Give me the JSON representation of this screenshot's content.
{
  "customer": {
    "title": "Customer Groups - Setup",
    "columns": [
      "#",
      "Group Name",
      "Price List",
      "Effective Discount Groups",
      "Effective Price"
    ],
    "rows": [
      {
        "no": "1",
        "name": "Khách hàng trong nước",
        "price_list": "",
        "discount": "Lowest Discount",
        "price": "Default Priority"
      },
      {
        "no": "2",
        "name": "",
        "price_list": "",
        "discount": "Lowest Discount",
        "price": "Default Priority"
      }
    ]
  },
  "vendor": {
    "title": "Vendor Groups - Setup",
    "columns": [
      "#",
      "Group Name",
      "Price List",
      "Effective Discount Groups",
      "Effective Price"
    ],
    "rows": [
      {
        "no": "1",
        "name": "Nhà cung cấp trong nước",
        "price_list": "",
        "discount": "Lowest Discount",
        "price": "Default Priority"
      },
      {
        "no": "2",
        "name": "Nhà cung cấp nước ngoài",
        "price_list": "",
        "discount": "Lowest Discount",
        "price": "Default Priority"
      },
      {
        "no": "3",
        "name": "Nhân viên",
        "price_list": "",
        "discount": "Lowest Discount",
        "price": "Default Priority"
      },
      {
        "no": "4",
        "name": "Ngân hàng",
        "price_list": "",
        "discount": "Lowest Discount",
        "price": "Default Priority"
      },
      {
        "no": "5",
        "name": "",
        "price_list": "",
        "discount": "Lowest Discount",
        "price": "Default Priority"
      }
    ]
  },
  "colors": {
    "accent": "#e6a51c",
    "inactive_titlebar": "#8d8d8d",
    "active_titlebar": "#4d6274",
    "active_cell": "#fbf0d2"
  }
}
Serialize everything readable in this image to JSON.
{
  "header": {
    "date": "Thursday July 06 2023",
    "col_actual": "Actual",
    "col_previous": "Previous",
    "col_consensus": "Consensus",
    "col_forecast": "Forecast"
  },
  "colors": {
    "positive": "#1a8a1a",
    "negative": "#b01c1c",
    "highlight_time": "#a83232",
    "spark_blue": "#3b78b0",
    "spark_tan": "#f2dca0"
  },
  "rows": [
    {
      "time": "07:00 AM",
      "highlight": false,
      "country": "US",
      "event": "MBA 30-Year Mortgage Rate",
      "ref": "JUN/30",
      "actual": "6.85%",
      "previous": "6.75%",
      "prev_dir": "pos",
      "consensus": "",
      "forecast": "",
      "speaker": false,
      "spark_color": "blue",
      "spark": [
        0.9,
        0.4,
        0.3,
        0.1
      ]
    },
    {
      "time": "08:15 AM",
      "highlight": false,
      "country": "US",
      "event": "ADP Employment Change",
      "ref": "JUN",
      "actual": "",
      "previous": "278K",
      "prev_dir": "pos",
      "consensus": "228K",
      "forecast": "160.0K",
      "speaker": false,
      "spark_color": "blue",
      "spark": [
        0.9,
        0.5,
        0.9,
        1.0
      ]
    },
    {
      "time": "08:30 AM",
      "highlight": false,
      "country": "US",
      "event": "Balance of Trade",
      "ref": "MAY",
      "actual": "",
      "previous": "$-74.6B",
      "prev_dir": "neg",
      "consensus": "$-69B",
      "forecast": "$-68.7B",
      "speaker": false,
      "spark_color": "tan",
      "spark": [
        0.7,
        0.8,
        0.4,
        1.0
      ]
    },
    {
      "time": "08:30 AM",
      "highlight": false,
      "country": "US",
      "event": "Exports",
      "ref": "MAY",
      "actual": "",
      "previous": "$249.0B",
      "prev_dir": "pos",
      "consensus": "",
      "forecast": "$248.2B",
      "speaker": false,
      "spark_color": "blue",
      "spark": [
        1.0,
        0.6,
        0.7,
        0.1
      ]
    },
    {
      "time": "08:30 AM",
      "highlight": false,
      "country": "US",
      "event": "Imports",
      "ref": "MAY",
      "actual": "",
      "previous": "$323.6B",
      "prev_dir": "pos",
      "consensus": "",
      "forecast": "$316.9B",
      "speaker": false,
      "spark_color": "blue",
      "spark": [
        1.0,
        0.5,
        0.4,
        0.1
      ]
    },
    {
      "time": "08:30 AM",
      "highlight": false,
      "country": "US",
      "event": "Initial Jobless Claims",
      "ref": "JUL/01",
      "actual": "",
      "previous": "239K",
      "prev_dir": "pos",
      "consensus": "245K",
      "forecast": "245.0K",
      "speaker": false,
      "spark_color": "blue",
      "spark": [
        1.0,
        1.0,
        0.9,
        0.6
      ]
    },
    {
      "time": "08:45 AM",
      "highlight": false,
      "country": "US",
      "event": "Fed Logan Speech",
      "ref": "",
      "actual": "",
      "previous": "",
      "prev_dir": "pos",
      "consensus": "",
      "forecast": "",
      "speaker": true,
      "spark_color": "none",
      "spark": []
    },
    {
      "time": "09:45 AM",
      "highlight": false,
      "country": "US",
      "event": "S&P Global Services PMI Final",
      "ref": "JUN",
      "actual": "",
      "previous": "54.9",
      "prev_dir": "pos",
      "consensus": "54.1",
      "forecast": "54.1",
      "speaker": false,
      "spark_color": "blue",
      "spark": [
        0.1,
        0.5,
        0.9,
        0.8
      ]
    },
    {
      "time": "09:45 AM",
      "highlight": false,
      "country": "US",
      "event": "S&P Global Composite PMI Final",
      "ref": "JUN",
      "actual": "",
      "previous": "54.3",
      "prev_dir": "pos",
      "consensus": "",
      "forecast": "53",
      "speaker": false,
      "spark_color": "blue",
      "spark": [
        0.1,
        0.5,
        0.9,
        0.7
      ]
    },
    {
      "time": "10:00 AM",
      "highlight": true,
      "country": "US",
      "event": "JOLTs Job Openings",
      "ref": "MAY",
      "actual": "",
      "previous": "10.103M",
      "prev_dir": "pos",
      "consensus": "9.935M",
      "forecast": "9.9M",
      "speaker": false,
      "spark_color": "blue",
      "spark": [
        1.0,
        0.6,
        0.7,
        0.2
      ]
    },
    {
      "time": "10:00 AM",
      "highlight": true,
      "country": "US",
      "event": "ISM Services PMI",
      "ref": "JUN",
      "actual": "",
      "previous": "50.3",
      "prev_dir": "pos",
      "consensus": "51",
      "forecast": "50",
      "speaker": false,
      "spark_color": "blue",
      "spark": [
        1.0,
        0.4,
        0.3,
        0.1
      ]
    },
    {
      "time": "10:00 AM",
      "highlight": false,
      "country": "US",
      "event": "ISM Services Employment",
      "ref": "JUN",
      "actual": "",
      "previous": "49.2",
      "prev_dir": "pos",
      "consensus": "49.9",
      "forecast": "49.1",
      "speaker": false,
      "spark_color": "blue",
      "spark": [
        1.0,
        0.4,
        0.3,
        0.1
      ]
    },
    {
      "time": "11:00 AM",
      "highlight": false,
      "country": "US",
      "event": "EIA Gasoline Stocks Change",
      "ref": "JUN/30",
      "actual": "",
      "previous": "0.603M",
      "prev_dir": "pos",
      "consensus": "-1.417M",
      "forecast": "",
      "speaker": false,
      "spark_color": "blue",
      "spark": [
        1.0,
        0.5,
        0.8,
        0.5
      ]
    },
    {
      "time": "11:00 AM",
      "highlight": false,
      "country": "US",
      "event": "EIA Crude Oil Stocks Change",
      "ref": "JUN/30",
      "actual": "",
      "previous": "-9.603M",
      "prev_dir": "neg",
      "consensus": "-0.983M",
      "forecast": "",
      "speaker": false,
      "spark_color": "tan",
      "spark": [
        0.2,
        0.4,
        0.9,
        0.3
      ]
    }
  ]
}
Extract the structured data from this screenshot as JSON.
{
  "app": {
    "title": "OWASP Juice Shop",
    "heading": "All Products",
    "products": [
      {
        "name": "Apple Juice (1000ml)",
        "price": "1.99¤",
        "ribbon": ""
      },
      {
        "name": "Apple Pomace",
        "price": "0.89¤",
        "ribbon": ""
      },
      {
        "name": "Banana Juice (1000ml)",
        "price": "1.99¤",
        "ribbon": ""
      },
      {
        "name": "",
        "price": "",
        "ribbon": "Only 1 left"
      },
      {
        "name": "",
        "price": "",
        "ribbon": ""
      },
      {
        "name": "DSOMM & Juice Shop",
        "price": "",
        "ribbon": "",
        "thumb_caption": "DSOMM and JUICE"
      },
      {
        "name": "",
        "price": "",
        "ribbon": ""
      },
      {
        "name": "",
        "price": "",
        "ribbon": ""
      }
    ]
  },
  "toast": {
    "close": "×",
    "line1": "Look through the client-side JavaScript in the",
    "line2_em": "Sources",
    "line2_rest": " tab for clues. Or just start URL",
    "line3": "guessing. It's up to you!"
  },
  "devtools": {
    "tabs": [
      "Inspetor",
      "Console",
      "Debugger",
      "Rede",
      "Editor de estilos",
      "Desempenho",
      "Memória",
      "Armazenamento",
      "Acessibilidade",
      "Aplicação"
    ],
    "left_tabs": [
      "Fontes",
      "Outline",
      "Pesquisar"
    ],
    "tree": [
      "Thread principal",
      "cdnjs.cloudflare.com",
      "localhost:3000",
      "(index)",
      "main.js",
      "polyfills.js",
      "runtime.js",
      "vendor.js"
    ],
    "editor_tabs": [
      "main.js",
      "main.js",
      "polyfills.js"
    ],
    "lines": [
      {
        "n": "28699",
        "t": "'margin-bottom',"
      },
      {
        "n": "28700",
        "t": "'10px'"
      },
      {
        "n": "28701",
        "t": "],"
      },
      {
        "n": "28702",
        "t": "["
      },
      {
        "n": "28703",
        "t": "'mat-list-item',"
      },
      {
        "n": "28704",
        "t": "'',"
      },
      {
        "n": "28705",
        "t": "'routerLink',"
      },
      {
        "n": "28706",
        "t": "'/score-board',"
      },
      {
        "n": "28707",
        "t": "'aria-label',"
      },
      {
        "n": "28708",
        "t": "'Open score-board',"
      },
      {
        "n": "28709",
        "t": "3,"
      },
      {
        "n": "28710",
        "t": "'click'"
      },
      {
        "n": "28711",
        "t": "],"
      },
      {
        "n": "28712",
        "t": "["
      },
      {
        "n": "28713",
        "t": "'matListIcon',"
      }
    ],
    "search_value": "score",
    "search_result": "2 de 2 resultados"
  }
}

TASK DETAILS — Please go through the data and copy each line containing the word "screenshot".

THE ANSWER —
Give me the JSON representation of this screenshot's content.
Extract the structured data from this screenshot as JSON.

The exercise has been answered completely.